* What is needed
Each line in the listing below that contains "this" should be returned.

* Records for the task

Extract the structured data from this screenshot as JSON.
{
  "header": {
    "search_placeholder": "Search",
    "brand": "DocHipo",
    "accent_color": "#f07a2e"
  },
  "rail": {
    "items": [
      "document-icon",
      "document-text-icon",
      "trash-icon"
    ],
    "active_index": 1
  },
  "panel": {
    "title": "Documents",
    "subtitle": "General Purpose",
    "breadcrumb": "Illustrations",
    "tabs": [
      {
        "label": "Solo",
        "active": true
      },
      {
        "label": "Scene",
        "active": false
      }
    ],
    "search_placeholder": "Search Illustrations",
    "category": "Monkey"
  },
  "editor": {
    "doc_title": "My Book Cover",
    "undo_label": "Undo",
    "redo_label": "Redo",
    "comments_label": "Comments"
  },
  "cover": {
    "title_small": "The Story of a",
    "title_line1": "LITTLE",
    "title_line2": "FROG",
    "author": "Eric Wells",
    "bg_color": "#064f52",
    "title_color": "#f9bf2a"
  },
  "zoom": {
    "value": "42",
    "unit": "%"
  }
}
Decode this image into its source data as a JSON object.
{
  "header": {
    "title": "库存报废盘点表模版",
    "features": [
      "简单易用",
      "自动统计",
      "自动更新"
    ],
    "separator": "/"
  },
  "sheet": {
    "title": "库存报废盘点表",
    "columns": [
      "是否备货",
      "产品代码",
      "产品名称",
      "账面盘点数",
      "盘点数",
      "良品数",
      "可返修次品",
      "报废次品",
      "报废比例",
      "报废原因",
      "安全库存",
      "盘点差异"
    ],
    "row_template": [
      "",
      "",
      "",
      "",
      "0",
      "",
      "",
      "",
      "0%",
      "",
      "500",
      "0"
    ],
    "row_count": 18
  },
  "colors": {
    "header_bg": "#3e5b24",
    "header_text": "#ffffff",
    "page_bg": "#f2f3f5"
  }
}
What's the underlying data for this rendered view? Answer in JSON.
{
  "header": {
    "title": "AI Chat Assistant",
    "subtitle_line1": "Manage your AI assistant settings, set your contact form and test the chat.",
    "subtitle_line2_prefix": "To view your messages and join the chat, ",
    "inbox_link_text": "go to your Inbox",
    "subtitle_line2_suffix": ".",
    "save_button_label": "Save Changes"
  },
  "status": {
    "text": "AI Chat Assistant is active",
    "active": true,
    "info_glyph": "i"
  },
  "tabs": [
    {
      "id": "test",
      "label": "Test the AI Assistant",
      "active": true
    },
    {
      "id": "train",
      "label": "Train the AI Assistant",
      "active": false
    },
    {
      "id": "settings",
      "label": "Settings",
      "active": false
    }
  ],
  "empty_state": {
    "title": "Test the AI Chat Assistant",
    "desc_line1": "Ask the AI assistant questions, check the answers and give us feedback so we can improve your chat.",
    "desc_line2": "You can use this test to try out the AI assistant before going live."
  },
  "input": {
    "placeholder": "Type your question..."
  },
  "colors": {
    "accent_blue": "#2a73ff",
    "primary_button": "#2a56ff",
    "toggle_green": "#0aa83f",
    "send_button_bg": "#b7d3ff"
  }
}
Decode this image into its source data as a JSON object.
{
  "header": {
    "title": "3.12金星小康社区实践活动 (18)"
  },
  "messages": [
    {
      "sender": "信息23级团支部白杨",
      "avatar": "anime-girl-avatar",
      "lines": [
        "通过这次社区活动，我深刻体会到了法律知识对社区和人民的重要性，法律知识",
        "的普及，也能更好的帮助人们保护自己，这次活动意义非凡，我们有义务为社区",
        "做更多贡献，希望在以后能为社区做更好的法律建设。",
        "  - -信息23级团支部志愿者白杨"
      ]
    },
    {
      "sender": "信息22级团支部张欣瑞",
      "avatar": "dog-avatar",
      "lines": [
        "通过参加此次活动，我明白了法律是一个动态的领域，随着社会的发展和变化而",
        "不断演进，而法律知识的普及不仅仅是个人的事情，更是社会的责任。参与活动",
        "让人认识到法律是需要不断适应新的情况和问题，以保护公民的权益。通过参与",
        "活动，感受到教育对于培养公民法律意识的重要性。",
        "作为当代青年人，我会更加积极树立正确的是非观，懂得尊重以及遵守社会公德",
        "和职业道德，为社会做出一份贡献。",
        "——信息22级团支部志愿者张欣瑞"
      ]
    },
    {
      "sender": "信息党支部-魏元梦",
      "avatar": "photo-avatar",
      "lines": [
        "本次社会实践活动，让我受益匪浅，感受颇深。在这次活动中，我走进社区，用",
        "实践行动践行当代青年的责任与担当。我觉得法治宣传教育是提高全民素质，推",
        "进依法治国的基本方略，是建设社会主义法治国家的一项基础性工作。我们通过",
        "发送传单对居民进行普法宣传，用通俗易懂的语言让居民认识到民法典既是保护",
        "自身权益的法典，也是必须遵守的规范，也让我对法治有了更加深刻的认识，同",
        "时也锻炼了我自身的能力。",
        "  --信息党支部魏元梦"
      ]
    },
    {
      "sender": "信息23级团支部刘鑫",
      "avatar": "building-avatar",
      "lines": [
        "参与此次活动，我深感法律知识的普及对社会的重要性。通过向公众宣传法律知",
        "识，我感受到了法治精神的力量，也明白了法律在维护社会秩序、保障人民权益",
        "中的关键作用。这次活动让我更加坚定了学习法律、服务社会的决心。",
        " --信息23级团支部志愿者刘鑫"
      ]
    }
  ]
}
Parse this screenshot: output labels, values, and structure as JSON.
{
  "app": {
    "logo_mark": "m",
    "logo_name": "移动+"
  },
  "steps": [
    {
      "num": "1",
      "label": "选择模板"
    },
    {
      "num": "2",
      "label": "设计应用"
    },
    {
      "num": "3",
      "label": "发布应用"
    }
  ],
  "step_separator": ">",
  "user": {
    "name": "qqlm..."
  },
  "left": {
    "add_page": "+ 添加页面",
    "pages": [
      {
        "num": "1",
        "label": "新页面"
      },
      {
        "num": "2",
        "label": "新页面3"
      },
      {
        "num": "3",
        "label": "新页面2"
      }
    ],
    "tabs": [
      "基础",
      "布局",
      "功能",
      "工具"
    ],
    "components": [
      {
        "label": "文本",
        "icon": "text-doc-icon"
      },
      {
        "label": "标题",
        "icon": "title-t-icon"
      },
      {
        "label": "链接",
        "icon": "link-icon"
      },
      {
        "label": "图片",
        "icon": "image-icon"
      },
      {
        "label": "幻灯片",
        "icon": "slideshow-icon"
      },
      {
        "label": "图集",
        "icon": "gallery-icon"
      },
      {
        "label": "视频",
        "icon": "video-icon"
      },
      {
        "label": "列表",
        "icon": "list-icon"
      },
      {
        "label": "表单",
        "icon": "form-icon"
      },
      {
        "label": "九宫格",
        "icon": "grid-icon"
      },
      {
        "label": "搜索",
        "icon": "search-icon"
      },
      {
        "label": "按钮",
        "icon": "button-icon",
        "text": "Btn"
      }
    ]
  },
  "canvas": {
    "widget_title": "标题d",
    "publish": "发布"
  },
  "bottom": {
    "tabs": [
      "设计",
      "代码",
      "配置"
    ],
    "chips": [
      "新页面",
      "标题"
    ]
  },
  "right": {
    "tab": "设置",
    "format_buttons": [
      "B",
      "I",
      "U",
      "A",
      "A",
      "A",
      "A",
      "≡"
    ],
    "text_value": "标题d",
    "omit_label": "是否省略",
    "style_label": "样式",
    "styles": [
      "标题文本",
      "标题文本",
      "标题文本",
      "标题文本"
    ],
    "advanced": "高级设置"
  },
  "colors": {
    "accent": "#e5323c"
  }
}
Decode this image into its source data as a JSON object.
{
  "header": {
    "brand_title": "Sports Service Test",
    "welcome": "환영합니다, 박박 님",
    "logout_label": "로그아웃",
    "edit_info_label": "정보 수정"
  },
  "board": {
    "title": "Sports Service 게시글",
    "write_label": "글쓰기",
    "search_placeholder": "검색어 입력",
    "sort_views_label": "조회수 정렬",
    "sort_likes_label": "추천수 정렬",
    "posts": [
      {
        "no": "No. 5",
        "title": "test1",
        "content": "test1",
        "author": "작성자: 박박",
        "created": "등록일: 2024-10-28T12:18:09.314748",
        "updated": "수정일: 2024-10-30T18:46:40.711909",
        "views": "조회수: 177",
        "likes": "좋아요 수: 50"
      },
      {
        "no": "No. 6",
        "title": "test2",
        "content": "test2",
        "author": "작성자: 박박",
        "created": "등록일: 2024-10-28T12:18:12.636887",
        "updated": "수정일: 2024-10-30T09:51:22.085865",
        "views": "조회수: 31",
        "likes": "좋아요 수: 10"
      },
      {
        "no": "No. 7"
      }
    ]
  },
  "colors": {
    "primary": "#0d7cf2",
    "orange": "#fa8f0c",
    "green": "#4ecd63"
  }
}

* Result
Extract the structured data from this screenshot as JSON.
Decode this image into its source data as a JSON object.
What's the underlying data for this rendered view? Answer in JSON.
    "desc_line2": "You can use this test to try out the AI assistant before going live."
Decode this image into its source data as a JSON object.
Parse this screenshot: output labels, values, and structure as JSON.
Decode this image into its source data as a JSON object.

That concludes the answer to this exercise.